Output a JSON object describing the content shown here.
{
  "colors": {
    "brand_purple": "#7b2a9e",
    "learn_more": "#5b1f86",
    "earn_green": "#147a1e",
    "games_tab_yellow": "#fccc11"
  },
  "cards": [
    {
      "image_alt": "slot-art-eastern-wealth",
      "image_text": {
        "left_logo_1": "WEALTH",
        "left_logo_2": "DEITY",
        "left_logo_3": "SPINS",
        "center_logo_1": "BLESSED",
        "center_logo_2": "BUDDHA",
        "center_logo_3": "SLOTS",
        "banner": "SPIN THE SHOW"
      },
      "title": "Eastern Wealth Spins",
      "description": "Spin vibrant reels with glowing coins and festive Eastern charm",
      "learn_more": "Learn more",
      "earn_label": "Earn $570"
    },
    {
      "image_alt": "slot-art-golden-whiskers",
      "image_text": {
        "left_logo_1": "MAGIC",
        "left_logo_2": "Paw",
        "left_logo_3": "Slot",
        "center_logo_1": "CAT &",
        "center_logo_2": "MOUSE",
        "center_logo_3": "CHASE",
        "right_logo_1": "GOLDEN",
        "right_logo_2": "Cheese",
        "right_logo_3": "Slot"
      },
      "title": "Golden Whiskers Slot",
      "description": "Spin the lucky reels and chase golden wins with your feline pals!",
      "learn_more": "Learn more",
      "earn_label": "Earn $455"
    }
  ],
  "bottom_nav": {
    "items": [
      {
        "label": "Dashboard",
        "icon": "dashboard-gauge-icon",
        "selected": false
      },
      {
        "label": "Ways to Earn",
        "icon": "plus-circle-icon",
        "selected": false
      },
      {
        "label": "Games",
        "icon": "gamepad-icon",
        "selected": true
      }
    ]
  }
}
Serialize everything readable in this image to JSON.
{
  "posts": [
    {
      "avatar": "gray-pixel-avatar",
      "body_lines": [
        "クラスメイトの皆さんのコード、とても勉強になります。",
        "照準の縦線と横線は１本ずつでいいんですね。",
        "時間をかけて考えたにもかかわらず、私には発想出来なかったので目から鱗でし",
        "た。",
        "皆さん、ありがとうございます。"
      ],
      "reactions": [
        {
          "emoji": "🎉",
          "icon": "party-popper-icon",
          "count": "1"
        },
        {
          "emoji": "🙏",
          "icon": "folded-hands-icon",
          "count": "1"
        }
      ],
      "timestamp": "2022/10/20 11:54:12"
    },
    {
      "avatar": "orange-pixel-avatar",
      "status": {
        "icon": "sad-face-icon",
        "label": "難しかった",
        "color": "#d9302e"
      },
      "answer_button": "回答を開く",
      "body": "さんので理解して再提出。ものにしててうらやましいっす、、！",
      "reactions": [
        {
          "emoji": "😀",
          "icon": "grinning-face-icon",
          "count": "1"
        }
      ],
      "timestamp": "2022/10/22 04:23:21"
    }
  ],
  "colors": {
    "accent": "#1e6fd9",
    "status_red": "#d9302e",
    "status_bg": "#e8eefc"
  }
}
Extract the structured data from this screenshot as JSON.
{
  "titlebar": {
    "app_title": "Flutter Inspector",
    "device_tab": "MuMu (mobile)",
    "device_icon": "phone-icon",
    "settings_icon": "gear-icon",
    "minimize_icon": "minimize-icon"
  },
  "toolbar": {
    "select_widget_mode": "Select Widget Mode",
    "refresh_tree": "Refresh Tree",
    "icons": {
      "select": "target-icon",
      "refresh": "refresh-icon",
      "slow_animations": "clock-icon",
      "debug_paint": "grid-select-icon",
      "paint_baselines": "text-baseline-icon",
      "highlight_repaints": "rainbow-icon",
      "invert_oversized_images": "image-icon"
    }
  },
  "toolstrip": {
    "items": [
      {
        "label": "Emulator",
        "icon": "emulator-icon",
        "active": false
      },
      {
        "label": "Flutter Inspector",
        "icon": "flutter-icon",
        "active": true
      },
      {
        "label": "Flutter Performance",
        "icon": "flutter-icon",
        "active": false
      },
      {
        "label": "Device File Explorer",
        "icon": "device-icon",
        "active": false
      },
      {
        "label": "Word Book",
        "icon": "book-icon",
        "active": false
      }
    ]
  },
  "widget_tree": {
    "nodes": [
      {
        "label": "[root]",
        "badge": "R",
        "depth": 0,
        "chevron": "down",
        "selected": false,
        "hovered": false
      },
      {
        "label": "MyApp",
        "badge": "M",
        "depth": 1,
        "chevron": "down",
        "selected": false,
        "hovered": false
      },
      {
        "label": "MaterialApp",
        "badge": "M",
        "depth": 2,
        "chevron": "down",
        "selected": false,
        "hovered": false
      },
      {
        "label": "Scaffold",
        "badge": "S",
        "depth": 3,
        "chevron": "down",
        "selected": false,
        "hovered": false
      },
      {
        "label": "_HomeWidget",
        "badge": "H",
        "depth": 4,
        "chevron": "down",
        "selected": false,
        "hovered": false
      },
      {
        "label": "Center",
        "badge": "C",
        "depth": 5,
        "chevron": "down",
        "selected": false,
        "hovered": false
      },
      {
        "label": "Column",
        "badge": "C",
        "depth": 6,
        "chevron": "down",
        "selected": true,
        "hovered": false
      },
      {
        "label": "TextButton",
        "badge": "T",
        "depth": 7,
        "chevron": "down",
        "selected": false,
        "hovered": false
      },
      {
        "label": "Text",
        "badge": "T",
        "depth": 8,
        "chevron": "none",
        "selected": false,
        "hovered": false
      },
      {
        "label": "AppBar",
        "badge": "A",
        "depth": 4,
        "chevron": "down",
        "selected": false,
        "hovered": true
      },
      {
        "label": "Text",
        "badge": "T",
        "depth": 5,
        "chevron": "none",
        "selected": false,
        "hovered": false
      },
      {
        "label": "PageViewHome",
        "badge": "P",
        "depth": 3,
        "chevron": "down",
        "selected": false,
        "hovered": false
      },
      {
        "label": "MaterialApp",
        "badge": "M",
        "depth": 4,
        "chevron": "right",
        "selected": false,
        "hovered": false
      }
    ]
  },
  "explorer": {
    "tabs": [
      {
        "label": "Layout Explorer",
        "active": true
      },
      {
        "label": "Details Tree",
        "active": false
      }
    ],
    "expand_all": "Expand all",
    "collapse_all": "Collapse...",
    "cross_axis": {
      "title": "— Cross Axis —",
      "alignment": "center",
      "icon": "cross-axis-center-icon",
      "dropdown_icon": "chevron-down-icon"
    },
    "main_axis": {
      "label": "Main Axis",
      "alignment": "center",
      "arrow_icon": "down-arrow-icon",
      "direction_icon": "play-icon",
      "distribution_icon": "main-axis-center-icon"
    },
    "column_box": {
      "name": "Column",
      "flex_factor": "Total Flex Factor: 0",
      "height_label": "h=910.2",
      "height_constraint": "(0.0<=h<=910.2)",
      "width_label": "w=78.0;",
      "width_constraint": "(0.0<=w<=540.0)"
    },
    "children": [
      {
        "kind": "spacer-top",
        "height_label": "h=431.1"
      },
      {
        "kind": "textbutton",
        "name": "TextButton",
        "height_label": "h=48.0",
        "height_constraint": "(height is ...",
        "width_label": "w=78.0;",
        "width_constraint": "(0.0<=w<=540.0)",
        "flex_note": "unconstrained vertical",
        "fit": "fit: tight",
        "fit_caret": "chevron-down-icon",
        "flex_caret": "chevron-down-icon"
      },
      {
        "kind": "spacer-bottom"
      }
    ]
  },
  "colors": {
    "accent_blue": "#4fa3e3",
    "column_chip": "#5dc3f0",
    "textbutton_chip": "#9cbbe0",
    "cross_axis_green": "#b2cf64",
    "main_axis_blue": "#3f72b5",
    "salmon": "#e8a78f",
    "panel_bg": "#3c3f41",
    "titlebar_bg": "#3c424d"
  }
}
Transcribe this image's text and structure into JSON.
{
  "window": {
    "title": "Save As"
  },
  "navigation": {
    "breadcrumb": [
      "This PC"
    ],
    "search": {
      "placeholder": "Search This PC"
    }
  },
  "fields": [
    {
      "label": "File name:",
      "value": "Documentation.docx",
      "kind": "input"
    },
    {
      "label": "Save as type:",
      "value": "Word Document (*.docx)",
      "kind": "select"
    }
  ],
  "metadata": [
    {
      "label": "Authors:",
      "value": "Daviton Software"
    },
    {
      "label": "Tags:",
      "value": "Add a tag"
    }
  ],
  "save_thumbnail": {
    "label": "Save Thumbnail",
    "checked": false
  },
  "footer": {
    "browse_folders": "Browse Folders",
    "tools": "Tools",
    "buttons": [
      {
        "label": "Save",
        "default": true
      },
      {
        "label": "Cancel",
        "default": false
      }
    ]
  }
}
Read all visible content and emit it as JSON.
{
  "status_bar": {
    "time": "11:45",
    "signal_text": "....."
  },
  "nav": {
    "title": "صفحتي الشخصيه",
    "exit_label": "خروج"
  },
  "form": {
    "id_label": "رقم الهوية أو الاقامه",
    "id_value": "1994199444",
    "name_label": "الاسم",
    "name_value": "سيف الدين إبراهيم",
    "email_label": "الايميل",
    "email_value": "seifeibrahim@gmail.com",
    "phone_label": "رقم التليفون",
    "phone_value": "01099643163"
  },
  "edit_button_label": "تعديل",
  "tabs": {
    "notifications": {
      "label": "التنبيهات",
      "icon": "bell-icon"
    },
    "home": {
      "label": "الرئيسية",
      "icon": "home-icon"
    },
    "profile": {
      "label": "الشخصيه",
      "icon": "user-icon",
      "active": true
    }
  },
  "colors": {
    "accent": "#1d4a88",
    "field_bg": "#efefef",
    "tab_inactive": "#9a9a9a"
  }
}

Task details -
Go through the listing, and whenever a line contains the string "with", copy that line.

Response box -
      "description": "Spin vibrant reels with glowing coins and festive Eastern charm",
      "description": "Spin the lucky reels and chase golden wins with your feline pals!",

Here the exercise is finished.